### [What needs to be done]
Return all lines of the listing below that carry the word "Urban".

--------------------------------------------------

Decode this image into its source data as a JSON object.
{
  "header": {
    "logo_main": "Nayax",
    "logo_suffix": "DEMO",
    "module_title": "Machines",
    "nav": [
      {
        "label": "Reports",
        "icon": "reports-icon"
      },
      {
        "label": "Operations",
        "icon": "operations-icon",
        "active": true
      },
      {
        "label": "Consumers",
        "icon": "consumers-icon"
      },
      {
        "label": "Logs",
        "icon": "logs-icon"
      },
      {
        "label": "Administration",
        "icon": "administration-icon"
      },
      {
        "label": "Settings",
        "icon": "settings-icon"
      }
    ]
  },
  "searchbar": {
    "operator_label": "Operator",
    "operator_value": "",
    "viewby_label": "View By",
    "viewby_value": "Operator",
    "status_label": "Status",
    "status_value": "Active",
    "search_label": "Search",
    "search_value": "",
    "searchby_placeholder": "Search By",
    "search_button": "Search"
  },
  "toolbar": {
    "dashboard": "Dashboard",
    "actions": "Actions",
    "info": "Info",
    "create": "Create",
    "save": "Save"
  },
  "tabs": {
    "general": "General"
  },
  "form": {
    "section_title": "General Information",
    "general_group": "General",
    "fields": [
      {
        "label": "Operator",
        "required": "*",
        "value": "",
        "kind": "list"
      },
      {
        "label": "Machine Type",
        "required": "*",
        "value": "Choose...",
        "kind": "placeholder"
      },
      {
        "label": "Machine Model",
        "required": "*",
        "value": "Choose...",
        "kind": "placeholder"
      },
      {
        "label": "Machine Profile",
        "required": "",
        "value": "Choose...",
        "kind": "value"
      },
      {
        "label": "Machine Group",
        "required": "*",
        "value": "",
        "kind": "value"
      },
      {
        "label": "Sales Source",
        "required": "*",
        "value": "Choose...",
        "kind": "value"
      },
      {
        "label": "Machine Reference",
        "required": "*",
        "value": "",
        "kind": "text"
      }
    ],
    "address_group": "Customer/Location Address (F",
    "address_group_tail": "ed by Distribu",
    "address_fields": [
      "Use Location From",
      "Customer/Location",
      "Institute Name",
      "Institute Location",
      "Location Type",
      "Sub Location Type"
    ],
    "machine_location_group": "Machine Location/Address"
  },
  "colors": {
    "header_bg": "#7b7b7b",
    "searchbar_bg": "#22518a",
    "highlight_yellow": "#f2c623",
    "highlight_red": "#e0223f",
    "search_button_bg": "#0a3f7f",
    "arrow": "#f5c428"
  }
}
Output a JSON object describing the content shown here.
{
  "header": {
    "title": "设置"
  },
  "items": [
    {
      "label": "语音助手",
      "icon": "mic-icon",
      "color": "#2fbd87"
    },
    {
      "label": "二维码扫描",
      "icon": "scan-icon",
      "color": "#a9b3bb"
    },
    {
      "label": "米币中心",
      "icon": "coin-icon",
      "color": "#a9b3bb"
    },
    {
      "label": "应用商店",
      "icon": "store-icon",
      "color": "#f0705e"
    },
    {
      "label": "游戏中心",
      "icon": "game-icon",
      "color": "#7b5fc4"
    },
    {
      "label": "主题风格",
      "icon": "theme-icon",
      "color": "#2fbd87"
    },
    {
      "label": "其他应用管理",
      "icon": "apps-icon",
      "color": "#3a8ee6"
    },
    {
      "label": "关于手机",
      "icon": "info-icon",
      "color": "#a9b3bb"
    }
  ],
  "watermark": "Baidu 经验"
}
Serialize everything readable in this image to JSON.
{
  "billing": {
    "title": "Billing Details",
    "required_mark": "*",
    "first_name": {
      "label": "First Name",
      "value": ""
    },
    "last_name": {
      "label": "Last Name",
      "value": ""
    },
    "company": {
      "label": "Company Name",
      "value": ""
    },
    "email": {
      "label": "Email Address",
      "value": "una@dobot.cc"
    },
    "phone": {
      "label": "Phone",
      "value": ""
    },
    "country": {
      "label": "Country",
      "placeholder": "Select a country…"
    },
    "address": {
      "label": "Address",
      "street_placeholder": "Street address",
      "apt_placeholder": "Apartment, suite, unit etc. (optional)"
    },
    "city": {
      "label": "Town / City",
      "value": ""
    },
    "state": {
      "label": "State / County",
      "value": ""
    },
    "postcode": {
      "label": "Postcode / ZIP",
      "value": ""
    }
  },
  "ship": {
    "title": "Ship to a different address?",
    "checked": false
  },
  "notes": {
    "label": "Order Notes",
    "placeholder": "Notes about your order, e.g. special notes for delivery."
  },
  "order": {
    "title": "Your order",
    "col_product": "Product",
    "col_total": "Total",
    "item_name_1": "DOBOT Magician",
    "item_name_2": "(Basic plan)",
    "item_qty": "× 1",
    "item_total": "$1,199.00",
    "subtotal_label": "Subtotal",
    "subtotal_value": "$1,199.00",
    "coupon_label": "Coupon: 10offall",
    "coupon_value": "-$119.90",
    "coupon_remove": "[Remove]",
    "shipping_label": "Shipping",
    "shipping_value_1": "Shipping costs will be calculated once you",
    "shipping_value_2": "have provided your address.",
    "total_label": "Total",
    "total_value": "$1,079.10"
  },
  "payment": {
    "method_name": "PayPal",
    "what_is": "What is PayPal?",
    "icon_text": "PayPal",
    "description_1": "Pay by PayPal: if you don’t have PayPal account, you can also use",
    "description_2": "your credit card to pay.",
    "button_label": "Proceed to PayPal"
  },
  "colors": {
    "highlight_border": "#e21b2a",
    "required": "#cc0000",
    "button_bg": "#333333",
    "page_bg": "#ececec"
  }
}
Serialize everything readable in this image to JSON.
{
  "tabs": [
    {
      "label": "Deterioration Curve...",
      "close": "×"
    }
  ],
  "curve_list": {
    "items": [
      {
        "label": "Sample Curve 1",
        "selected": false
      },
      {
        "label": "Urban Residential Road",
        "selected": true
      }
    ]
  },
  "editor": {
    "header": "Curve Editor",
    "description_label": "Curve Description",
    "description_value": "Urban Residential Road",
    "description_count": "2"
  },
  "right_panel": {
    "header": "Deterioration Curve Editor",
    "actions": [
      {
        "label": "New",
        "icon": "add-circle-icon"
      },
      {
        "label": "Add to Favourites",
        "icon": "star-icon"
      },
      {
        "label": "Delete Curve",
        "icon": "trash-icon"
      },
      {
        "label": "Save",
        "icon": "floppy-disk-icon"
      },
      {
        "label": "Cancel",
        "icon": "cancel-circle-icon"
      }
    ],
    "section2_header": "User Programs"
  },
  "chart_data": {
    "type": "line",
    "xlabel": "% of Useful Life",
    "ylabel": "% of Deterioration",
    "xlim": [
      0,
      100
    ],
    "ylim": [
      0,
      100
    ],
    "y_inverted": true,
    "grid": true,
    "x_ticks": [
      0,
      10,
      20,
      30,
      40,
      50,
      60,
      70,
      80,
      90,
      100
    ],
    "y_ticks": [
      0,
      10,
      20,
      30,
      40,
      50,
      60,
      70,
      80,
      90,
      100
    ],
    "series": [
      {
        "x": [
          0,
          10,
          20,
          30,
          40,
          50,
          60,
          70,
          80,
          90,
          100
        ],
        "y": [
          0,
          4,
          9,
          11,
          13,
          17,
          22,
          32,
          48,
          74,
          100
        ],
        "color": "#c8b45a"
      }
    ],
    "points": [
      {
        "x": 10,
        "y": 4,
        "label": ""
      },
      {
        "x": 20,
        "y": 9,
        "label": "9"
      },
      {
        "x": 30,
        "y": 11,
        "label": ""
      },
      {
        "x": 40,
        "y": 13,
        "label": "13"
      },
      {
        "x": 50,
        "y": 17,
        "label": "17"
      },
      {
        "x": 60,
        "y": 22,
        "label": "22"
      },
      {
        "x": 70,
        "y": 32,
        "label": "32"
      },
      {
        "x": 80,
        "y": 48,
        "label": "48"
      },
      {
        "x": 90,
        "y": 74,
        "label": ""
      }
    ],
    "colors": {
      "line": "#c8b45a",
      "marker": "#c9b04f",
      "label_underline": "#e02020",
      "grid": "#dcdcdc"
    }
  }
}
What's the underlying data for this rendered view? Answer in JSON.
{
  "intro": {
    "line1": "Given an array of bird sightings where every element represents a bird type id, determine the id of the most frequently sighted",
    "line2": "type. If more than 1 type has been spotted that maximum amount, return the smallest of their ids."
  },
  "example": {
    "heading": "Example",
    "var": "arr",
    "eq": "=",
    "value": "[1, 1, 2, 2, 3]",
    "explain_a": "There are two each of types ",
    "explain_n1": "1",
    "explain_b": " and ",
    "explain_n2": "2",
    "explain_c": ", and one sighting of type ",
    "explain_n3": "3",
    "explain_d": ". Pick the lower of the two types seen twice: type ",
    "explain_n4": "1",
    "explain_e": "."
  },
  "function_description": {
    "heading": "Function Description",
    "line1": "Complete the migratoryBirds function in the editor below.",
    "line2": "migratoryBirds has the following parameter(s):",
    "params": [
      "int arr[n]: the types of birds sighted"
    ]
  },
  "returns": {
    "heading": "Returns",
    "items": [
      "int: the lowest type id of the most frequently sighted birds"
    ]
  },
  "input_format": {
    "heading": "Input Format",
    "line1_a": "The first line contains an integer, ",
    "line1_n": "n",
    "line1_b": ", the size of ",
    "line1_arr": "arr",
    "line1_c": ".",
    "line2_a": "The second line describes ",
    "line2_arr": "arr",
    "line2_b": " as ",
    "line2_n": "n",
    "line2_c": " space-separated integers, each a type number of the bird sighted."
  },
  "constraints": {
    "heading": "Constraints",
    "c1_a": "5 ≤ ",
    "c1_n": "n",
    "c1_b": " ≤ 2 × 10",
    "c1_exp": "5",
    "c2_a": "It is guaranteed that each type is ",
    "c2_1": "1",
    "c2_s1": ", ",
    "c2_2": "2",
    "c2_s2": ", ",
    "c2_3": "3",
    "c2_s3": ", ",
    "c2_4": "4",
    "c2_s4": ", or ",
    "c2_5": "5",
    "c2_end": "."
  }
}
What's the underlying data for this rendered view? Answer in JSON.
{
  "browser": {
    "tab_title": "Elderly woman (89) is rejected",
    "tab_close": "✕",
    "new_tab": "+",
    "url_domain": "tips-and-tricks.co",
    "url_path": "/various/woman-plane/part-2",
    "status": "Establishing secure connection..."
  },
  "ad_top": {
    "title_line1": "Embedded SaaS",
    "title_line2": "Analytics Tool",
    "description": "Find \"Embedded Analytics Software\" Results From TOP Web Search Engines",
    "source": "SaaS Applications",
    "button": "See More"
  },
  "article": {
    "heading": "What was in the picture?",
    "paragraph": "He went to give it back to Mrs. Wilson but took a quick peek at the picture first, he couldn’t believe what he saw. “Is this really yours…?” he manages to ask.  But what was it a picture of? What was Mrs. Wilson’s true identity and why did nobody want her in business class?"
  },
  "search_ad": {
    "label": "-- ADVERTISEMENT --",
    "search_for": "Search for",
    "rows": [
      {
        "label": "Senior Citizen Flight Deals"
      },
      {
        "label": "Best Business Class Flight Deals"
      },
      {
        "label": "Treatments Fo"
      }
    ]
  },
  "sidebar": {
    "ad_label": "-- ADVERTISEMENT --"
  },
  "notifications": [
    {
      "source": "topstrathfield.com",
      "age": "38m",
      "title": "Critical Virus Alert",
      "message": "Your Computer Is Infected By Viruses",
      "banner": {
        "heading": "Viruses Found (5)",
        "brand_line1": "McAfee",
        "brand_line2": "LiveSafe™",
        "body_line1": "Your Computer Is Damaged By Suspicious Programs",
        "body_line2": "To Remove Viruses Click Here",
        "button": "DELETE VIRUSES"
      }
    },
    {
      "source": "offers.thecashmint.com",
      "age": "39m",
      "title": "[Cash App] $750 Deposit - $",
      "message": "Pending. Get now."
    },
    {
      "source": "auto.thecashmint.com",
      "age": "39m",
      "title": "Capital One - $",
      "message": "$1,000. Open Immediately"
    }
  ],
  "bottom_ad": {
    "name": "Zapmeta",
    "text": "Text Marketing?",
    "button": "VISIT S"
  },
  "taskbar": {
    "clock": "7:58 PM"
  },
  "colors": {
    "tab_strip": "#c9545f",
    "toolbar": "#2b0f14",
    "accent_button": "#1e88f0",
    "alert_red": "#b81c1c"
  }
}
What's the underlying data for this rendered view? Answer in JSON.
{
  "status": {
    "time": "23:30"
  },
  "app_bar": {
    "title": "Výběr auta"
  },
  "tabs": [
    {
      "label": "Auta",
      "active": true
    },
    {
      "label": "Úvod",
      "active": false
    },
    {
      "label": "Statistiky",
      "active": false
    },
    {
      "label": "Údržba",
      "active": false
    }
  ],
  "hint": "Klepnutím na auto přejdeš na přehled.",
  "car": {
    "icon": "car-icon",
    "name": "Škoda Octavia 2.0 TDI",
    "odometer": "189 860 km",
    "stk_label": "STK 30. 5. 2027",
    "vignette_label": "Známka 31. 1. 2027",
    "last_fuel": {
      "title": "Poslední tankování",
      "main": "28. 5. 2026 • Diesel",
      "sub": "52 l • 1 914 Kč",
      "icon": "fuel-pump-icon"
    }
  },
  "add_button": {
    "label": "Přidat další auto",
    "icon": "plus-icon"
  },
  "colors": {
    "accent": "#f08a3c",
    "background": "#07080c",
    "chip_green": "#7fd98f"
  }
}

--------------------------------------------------

### [Answer space]
        "label": "Urban Residential Road",
    "description_value": "Urban Residential Road",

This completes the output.